On a Sunbeam by Tillie Walden
Published by Avery Hill Publishing, 2018 (first published in 2016)
My rating: ⭐ ⭐ ⭐
Walden’s science-fiction epic is a graphic novel told across two timelines. The first follows Mia as she befriends and falls in love with Grace, the new girl at school. The second, which plays out simultaneously, follows Mia several years later as she joins the crew of a ship that travels around the galaxy, repairing historic buildings. It becomes clear that she has an ulterior motive, however. Having lost all contact with Grace for more than five years, she wants to find and reconnect with her first love, to make peace with the way they parted company.

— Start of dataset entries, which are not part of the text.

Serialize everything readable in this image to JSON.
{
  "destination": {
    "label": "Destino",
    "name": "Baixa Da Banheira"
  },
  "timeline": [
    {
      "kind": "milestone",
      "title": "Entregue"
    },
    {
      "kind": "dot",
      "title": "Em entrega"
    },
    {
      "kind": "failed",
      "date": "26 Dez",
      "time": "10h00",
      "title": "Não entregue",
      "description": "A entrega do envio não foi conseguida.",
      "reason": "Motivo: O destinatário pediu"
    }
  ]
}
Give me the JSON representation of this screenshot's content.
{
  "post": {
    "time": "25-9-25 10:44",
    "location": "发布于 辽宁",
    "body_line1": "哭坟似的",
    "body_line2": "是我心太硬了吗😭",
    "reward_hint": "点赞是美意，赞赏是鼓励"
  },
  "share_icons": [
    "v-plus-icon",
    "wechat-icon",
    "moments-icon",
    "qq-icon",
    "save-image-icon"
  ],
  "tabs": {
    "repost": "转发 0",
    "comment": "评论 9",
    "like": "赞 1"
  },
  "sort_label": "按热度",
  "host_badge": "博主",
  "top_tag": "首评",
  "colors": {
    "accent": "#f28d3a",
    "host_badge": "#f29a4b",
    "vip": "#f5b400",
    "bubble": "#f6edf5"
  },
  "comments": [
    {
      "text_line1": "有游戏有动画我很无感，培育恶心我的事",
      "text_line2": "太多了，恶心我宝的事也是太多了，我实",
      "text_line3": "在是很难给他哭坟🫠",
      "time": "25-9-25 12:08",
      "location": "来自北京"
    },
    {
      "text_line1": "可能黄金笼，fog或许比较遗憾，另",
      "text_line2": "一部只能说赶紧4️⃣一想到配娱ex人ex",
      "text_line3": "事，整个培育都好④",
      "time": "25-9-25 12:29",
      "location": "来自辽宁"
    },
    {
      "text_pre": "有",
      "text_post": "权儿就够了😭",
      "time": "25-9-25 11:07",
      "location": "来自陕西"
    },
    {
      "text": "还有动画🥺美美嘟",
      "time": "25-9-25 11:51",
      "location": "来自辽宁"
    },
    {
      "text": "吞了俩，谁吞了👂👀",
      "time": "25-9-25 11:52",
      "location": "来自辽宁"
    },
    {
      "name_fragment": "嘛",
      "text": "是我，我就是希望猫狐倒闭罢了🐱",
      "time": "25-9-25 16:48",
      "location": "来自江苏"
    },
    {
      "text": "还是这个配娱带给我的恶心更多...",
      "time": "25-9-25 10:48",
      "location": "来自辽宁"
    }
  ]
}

I really enjoyed the characters and the story, feeling suitably invested to keep the pages turning with ease. The sense of camaraderie between the crew is great, and the balance of charm and adventure makes for a fun read. The sci-fi society that Walden created is undoubtedly interesting, but I felt the handling of the world-building was underwhelming, failing to capitalise on the narrative’s full potential. There are no men seen or mentioned anywhere in this universe, for example. As a result, everyone’s sexuality appears to be very fluid and open, which I thought was great. However, there are references to Earth, and a very well-handled non-binary character, which means they exist within a society that acknowledges the concept of multiple genders. How and why, then, have they come to exist entirely without men? This is a prime example of an interesting idea that is given no context; the lack of development leaving the reader with unnecessarily distracting questions. Given that the book is approaching 600 pages long, there was ample opportunity to explore these finer details and flesh out the world.
In terms of the visuals, there are, again, some very interesting ideas, and I loved the colour palette. I would describe the art style as a little ‘busy’, however. Coupled with a not particularly detailed finish, this left certain characters, objects and goings on somewhat difficult to decipher, particularly during action sequences. The text is also very small. This didn’t bother me, personally, but I can see a lot of people having to strain their eyes to be able to read it.
An altogether easy and enjoyable reading experience that was worth the time, if not as well executed as it could have been.
If you’d like to pick up a copy of On a Sunbeam, you can find it on Book Depository by clicking here. If you’ve already read it, I’d love to hear your thoughts!